Breeders selected not only for size and strength, but perhaps more important, a quiet calm temperament, distinguishing draft -horse breeds as cold-blooded animals. Since then, the breeds have recovered, yet the majority of the draft -horse industry is still dominated by their demand as harness horses.
On the Trail Since the days on his grandfather's farm, Wise, now age 52, has spent a lifetime with a number of horse breeds, but he always comes back to his gentle giants. Far from the image of giant hooves and trampling steps, Athanasios paints a picture of grace and elegance as she and her Percheron, Smoke, roam the farms and wooded trails of the Shenandoah Valley in West Virginia.
Nonetheless, their gentle nature, solid structure, and strong work ethic are what tie them to other draft breeds. The Gypsy Manner Horse Society is one of the smaller draft -horse registries, with approximately 1,500 registered members since it was established in 1996.
Since then, several additional organizations have been founded in hopes of developing this unique horse that originated from the animal that carried gypsies across Europe. “We're a parade unto ourselves,” says Tweedier, who now breeds her beloved horses at Gypsy Manner Ranch in both Redmond, Washington, and Ocala, Florida.
“The demographics are people who've paid their dues with hot horses,” says Tweedier. Commonly associated with the Anheuser-Busch team of noble bay giants, Clydesdale's are rarely appreciated for their abilities as riding horses.
Over the years, Johansson has developed an affectionate bond with the 10 gentle giants at her farm. Myth-Busting You may've ruled out a draft horse as trail mount because of common misconceptions associated with these breeds.
“A healthy draft horse has just as much energy and is just as capable of cantering and galloping as any other breed,” says Beth Valentine, DVD, PhD, professor of anatomic pathology at Oregon State University College of Veterinary Medicine, a draft -horse owner, and co-author of Racehorses, an Owner's Manual (www.ruralheritage.com/bookstore). Reality: It's true that the colossal size of some draft horses makes them majestic creatures.
Myth #3: It's impossible to mount a draft horse unaided on the trail. Reality: While it can be difficult to mount a tall horse on the trail, there are ways to overcome this challenge.

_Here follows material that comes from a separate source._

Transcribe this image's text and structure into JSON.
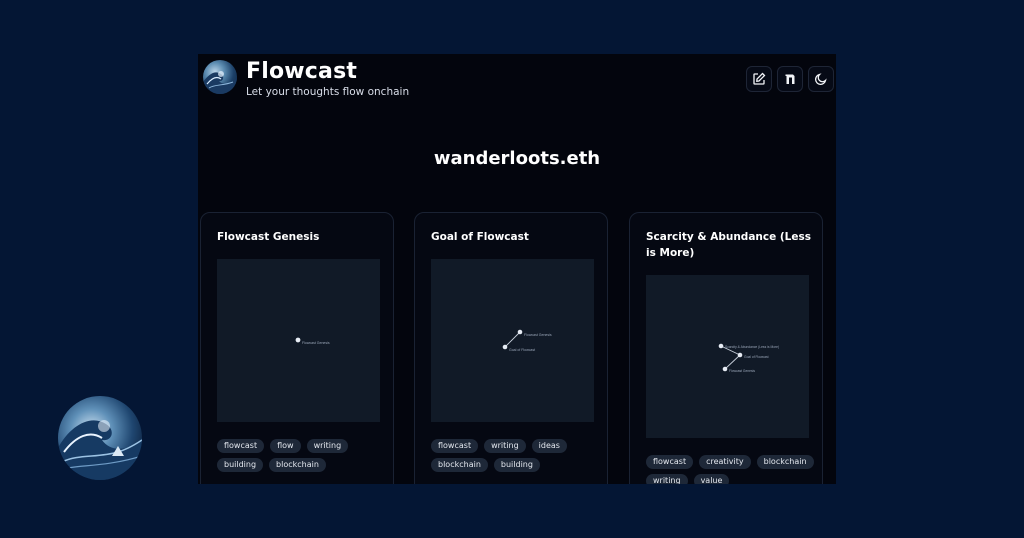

According to Dr. Valentine, draft horses need about three-quarters of the amount of feed per body weight than light breeds.